- [Prompt]
Please write out all of the records below exactly as they appear.

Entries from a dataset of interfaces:
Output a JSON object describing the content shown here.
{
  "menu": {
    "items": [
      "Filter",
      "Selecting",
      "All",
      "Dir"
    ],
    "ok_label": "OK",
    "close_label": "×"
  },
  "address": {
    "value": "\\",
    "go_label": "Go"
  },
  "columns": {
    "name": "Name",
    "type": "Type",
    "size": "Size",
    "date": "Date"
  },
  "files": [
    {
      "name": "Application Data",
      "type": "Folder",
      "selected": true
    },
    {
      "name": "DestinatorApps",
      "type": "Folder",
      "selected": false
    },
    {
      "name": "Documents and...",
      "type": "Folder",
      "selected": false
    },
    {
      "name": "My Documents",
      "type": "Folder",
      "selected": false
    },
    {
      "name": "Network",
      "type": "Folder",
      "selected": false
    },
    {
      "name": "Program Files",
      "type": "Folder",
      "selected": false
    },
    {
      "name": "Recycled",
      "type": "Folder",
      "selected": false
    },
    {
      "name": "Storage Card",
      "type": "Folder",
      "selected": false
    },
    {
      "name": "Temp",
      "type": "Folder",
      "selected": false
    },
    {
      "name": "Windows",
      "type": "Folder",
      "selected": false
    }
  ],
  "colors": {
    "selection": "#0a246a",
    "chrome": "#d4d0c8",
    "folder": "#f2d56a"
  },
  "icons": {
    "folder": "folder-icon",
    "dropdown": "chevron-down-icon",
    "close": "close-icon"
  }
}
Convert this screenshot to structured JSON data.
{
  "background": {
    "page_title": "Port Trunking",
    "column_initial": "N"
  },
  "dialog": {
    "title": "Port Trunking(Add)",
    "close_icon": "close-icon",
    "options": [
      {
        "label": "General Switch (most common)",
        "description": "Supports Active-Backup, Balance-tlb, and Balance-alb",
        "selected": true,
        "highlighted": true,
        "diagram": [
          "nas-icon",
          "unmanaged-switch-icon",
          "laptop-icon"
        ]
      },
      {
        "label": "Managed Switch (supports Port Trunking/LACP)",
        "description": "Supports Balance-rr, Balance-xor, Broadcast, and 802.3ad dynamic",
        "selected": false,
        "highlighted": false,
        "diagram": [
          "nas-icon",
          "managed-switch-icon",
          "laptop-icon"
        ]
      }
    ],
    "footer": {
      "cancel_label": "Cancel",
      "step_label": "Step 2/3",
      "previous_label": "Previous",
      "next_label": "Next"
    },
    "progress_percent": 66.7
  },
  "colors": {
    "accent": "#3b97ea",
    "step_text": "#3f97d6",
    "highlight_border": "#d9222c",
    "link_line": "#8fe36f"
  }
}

- [Task response]
Output a JSON object describing the content shown here.
{
  "menu": {
    "items": [
      "Filter",
      "Selecting",
      "All",
      "Dir"
    ],
    "ok_label": "OK",
    "close_label": "×"
  },
  "address": {
    "value": "\\",
    "go_label": "Go"
  },
  "columns": {
    "name": "Name",
    "type": "Type",
    "size": "Size",
    "date": "Date"
  },
  "files": [
    {
      "name": "Application Data",
      "type": "Folder",
      "selected": true
    },
    {
      "name": "DestinatorApps",
      "type": "Folder",
      "selected": false
    },
    {
      "name": "Documents and...",
      "type": "Folder",
      "selected": false
    },
    {
      "name": "My Documents",
      "type": "Folder",
      "selected": false
    },
    {
      "name": "Network",
      "type": "Folder",
      "selected": false
    },
    {
      "name": "Program Files",
      "type": "Folder",
      "selected": false
    },
    {
      "name": "Recycled",
      "type": "Folder",
      "selected": false
    },
    {
      "name": "Storage Card",
      "type": "Folder",
      "selected": false
    },
    {
      "name": "Temp",
      "type": "Folder",
      "selected": false
    },
    {
      "name": "Windows",
      "type": "Folder",
      "selected": false
    }
  ],
  "colors": {
    "selection": "#0a246a",
    "chrome": "#d4d0c8",
    "folder": "#f2d56a"
  },
  "icons": {
    "folder": "folder-icon",
    "dropdown": "chevron-down-icon",
    "close": "close-icon"
  }
}
Convert this screenshot to structured JSON data.
{
  "background": {
    "page_title": "Port Trunking",
    "column_initial": "N"
  },
  "dialog": {
    "title": "Port Trunking(Add)",
    "close_icon": "close-icon",
    "options": [
      {
        "label": "General Switch (most common)",
        "description": "Supports Active-Backup, Balance-tlb, and Balance-alb",
        "selected": true,
        "highlighted": true,
        "diagram": [
          "nas-icon",
          "unmanaged-switch-icon",
          "laptop-icon"
        ]
      },
      {
        "label": "Managed Switch (supports Port Trunking/LACP)",
        "description": "Supports Balance-rr, Balance-xor, Broadcast, and 802.3ad dynamic",
        "selected": false,
        "highlighted": false,
        "diagram": [
          "nas-icon",
          "managed-switch-icon",
          "laptop-icon"
        ]
      }
    ],
    "footer": {
      "cancel_label": "Cancel",
      "step_label": "Step 2/3",
      "previous_label": "Previous",
      "next_label": "Next"
    },
    "progress_percent": 66.7
  },
  "colors": {
    "accent": "#3b97ea",
    "step_text": "#3f97d6",
    "highlight_border": "#d9222c",
    "link_line": "#8fe36f"
  }
}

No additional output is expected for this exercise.